Like cars circling city blocks on Saturday night, stem cells stand a good chance of finding a parking spot in bone marrow if they circulate long enough. Hematopoietic stem cells frequently leave their niches, freeing up space for other stem cells to enter, report Bhattacharya et al.
Their finding explains a paradox posed by bone marrow transplantations that replaced recipients' blood supplies without radiation treatment. Radiation treatments are normally used in part to clear a recipient's malfunctioning stem cells, thus freeing up limited stem cell space. And although studies suggest that stem cells exit their niches periodically, researchers have thought that the cells first underwent mitosis, leaving a replacement in their wake.
By labeling cells with BrdU, however, the team found that not all hematopoietic stem cells divide before they exit the bone marrow. And they appear to go away often, as one to five hematopoietic stem cells were found in the blood stream of mice at any particular time. The cells circulated for about five minutes—meaning that more than 1,000 stem cells enter circulation each day.
Steady stem cell egress could account for the authors' finding that transplantation was enhanced when mice were given small numbers of donor stem cells repeatedly over seven days as compared with a single large dose.

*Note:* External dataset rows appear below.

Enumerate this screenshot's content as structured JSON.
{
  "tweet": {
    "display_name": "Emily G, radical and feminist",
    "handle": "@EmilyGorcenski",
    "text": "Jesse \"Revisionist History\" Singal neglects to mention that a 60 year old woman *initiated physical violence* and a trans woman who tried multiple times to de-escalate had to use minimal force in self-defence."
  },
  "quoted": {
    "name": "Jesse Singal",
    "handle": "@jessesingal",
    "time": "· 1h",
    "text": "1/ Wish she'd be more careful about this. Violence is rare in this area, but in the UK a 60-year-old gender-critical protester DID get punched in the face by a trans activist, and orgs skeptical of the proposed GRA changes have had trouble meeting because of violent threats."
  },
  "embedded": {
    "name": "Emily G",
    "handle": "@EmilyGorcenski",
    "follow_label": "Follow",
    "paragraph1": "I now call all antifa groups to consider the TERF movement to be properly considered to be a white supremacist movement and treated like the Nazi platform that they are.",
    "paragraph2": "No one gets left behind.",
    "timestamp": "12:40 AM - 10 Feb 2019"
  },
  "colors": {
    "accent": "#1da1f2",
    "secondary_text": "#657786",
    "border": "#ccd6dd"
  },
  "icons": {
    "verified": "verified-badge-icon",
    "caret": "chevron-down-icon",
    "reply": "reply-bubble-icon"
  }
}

Although hematopoietic stem cells appear to return to their niche, the extent to which this happens is unknown, as are the signals that drive the cells out or welcome them in. If the factors coordinating this process can be better understood, induced vacancies could provide an alternative to radiation treatments and their accompanying side effects. AM